◆ ACTIVITY:
Below are the entries; determine how many of their lines contain the string "Upload" and give that figure alone.

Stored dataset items
········

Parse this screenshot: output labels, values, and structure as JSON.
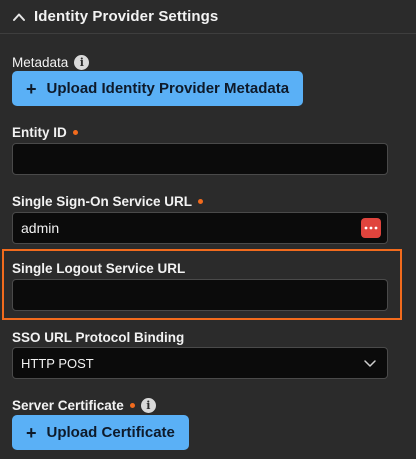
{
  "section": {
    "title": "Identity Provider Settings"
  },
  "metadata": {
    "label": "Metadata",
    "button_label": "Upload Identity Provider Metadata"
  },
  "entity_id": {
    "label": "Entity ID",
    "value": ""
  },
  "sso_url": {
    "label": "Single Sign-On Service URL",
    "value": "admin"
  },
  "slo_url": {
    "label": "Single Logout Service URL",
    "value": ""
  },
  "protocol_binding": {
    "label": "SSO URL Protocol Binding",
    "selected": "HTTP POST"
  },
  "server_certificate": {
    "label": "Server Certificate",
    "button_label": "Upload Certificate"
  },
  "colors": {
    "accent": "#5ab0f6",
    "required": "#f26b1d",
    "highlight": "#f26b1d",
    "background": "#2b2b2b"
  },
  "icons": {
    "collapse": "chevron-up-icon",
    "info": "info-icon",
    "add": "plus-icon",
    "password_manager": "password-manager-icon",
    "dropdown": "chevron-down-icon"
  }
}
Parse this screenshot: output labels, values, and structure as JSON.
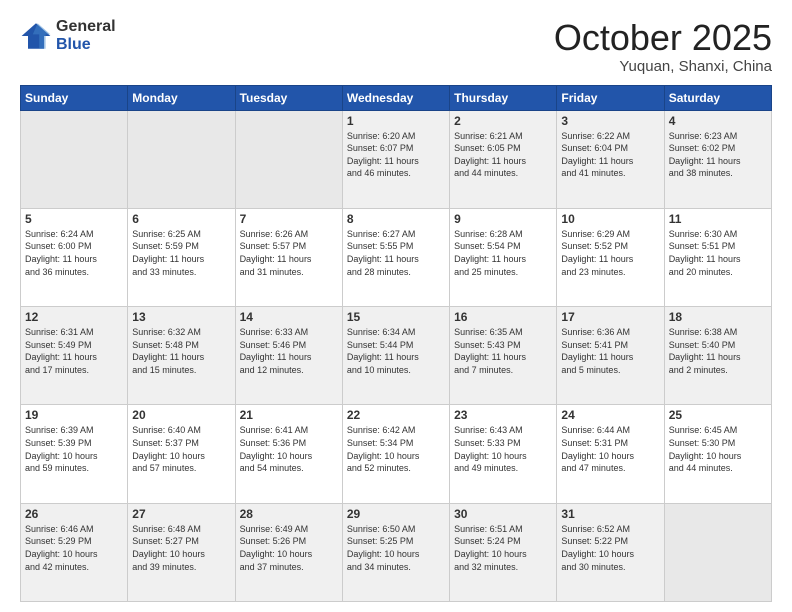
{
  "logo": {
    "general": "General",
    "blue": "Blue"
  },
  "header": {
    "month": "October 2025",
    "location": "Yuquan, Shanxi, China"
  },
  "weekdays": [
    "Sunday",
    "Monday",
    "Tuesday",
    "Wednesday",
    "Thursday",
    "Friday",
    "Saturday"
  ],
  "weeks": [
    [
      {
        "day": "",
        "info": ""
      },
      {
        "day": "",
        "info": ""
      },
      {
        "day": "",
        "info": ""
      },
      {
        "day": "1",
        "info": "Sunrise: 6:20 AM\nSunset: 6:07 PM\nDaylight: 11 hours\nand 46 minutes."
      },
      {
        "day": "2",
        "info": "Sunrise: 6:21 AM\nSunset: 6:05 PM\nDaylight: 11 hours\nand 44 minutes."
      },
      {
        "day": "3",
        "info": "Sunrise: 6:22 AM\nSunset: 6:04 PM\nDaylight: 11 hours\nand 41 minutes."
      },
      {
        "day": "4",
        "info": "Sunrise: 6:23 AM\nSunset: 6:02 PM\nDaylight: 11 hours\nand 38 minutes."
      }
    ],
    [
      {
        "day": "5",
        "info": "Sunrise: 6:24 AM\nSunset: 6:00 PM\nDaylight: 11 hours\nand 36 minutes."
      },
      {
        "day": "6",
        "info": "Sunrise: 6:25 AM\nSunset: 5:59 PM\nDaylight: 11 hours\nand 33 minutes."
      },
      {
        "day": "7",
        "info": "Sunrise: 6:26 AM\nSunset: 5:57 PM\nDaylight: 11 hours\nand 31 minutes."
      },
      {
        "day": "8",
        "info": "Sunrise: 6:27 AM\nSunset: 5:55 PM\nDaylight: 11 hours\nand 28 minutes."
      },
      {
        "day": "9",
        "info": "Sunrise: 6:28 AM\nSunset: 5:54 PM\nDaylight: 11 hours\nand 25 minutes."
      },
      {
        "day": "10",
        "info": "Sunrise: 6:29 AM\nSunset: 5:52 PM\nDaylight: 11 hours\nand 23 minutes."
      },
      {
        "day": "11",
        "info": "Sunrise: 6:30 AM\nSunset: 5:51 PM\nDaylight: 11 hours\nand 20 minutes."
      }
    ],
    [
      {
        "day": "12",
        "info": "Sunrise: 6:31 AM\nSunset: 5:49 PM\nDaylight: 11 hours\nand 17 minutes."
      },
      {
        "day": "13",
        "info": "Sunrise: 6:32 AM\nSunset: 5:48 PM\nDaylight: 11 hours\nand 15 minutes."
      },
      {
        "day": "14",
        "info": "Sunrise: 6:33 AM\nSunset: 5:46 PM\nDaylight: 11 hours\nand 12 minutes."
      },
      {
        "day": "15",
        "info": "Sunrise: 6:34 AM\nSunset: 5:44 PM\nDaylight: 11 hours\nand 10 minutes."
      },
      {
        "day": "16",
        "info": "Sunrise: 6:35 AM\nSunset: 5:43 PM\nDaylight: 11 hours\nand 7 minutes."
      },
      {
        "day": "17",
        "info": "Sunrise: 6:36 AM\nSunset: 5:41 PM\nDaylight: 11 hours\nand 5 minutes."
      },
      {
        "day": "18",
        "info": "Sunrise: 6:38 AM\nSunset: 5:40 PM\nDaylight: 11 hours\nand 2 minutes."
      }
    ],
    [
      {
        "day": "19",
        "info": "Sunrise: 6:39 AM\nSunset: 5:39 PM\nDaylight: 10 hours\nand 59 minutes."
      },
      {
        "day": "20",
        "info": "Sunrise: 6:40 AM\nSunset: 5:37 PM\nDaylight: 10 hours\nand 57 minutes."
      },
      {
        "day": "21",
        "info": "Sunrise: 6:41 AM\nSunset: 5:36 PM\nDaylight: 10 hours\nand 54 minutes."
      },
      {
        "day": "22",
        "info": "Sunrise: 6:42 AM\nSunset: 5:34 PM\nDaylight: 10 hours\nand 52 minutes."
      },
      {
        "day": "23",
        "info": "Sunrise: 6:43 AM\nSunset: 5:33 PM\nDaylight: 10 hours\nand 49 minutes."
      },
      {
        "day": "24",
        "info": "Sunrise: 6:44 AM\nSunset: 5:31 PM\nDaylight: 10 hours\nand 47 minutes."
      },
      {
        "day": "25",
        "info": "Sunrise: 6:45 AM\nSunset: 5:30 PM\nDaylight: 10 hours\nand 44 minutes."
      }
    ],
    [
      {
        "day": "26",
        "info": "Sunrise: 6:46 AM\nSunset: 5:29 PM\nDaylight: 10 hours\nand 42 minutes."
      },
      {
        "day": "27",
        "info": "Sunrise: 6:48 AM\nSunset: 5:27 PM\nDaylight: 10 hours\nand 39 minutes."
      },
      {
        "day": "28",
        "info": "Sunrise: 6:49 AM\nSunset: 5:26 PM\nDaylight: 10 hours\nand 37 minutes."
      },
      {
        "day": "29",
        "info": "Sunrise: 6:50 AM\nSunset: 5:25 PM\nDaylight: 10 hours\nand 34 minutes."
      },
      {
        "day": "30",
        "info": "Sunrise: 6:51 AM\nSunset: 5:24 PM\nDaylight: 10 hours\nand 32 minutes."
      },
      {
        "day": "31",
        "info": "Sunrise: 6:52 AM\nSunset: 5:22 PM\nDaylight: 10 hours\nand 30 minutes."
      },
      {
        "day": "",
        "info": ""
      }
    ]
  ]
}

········

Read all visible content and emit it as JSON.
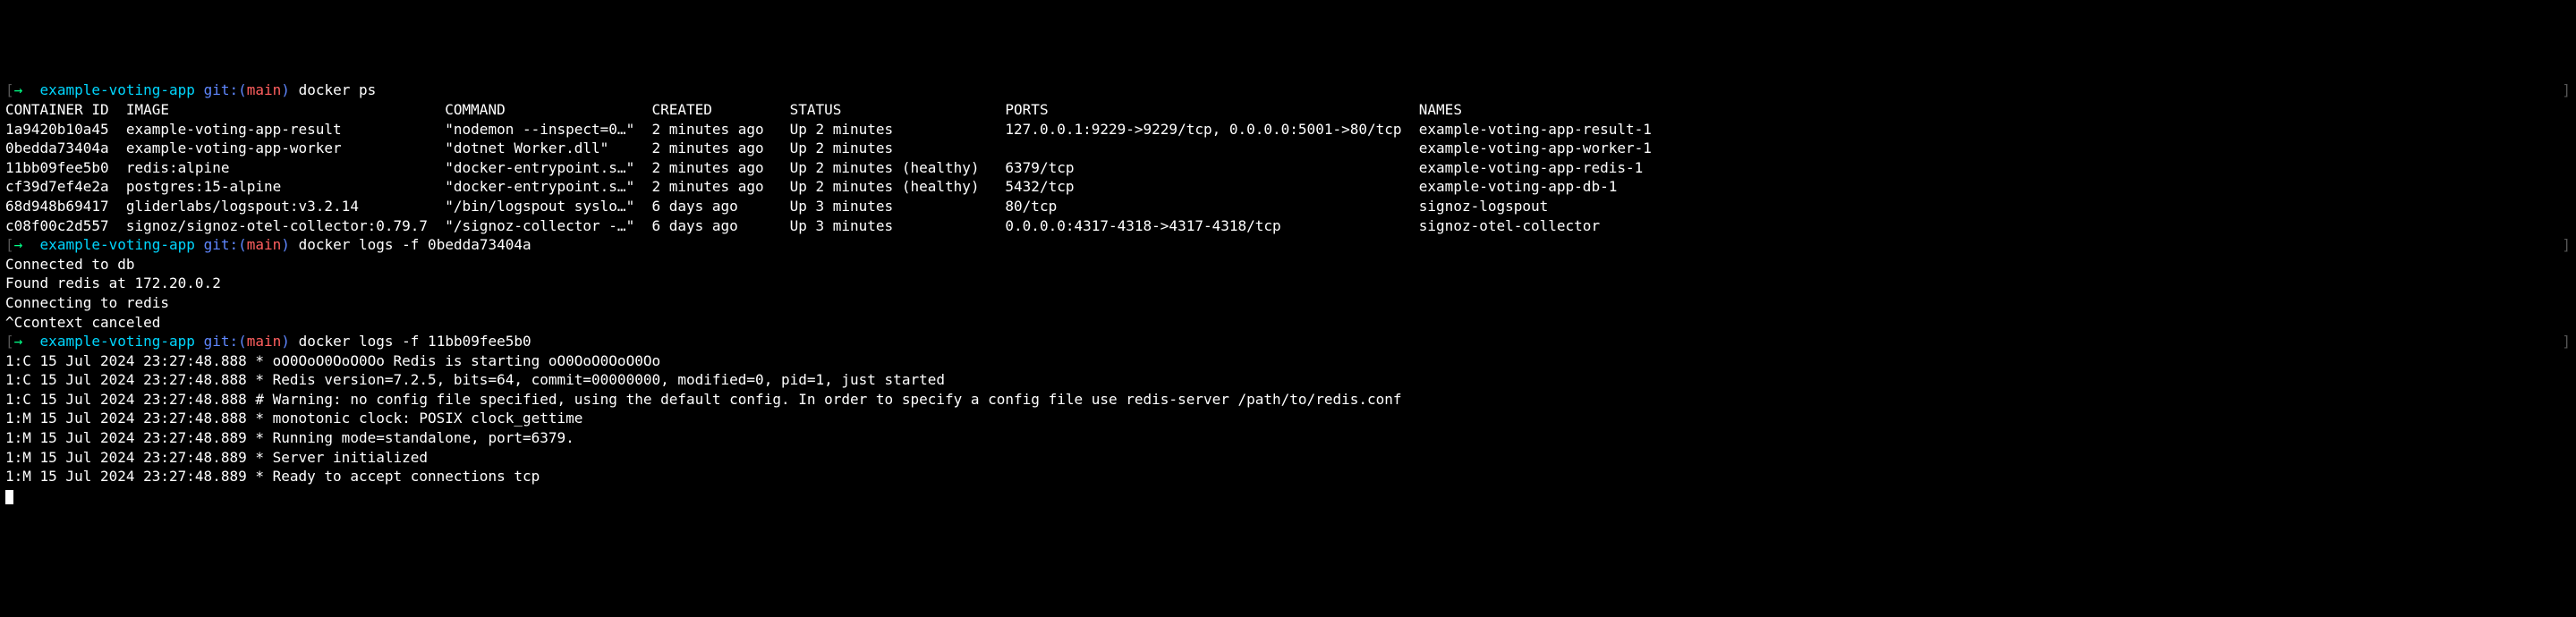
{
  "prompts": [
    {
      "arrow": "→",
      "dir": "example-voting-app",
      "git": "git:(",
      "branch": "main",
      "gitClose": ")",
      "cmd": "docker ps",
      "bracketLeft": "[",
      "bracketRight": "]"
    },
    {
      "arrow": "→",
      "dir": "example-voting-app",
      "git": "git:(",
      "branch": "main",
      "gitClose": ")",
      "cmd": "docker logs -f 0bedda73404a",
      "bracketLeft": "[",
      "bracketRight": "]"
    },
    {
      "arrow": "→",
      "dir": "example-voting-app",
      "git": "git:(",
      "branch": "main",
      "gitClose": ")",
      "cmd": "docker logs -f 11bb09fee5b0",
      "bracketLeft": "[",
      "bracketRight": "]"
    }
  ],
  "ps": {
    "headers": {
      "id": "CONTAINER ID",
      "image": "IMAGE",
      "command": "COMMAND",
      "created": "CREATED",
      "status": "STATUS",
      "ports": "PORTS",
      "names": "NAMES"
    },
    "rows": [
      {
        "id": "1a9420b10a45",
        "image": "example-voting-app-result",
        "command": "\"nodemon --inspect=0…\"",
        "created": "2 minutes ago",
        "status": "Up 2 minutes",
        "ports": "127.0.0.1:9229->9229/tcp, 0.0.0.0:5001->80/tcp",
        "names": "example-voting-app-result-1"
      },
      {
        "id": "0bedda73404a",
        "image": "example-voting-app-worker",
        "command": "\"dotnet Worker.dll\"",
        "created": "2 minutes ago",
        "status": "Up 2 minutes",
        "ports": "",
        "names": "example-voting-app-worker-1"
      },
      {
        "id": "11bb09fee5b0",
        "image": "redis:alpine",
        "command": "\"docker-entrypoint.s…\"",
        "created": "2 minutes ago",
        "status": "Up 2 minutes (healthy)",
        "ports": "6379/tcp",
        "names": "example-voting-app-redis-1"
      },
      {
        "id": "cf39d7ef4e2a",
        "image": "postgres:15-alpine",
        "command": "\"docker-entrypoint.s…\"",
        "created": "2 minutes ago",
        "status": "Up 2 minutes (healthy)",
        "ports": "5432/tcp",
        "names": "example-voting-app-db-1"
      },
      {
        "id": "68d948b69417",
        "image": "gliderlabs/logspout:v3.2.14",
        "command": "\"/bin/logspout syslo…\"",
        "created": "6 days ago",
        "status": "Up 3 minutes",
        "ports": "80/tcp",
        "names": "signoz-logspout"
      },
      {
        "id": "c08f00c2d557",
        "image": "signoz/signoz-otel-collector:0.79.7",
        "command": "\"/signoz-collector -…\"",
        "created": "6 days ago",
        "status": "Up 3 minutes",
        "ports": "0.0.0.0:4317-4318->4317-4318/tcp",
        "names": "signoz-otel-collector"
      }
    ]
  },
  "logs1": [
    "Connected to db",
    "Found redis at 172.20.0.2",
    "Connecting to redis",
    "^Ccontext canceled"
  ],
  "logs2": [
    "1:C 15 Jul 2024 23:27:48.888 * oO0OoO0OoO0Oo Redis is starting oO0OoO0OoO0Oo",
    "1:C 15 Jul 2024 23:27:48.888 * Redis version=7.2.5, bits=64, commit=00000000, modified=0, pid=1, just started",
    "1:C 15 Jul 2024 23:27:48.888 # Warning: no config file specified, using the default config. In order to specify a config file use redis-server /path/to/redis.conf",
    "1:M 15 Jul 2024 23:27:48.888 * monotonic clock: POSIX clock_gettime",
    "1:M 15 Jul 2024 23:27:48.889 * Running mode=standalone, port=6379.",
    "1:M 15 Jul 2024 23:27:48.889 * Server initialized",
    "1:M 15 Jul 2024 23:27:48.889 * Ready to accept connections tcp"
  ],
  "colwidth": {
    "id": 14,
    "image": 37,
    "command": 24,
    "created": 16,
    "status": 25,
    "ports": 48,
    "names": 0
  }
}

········

◆ TASK RESPONSE:
2